Love in Wartime is finally released to the world! This was an incredible recording to make. Four days at Electrical Audio, Steve Albini’s studio in Chicago. Poignantly, we began recording on the day Trump was inaugurated into office. It felt like a holding a beam of light during a very dark hour. For me ‘holding the light’ is what this record is all about. You can stream it here, but buy the vinyl as it sounds amazing:
People are saying some really nice things about the guitar playing too:
The title track delivers a haunting reflection on the nature of love in difficult times. The song’s sonic structure recalls Jackson Browne’s “Late for the Sky,” culminating as Browne’s song does, too, with aching steel guitar creating an overwhelming moment of cosmic beauty and transcendence. – No Depression, 2018
Love in Wartime starts off as an achingly beautiful vocal duet as the pair celebrate the humdrum elements of daily life finding beauty in them (“Morning dew on the petal, steam on up from the kettle”) before a stirring slide guitar solo carries the song to a glorious end. – Paul Kerr, Blabber ‘n’ Smoke
For all the fear, doubt, complication, ignorance, and hate in the world: here is an antidote. This is Superlover from the upcoming Birds of Chicago release, Love in Wartime. More soon!
Anne was nominated for 13 awards, including best original music, at the Canadian Screen Awards. It brought home a couple of awards home including BEST DRAMATIC SERIES.
Playing all the guitar, mandolin, and slide for this series has been a fantastic experience. I’m entrusted with a huge amount of freedom in the creation of my parts. Everything I’ve done was recorded from my studio in Toronto and sent to the composers remotely. We heard the final mix at the same time as the audience.
I’m glad the series is doing well and being recognized. It’s a beloved Canadian classic and this version seems to be satisfying the hardcore traditional fans. However, Anne offers so much for modern audiences in a world were the role of women and gender are being rapidly redefined.
I wish to gratefully acknowledge the generous support of the Toronto Arts Council. My proposal to create new compositions for an acoustic ensemble was approved. Have a listen below to hear the direction I’m headed with this. A little strange, a little cinematic, but sincere and heartfelt. Stay tuned, and I hope you enjoy.
Calgary Folk Fest has been a fantastic experience for Birds of Chicago.
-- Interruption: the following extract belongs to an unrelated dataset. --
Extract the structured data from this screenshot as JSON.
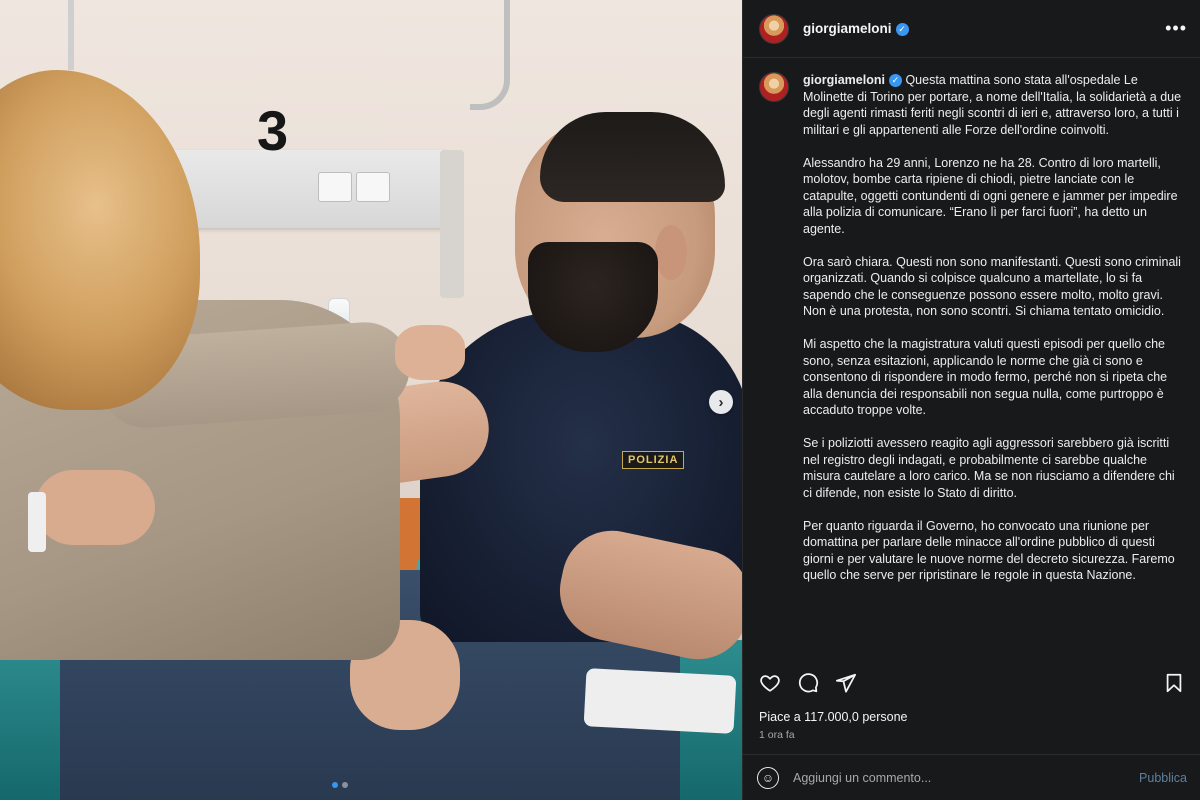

We came into town a little early to play a show of Canadiana tunes (celebrating Canada 150) with Basia Bulat, Barney Bentall, Jason Collett, Turkwaz, CHOIR CHOIR CHOIR and others.
Our main stage set was Friday night and it was one of my favourite festival experience with the Birds. The weather, audience, sound, and crew were fantastic. Our last workshop set is this afternoon with Jim Cuddy, Barney Bentall, and Yola Carter.
The music was warmly received and there seemed to be a bit of buzz about the band:
This might be a bold statement, but seeing this band perform was a life affirming experience. Even amidst their occasionally grief stricken lyrics, Birds of Chicago manages to create a sense of positivity in their music that seems fitting for a festival stage. Whether through the sonic fury of a well-played guitar solo or the emotional hook of a well-written verse, this group creates music that uplifts the spirit. Their sound ranges from full-on rock and roll to deeply folk, with one song being performed exclusively to the beat of a kick drum and the claps of the audience. They were humble performers and talented musicians, a chance to see them play should not be missed. (JB) http://beatroute.ca/2017/07/29/calgary-folk-music-festival-day-one-two-recap/
There was also a nice article in the Calgary Herald: http://calgaryherald.com/entertainment/music/folk-fest-eclectic-acts-stoke-entertaining-second-day
Next up: Canmore and then Edmonton.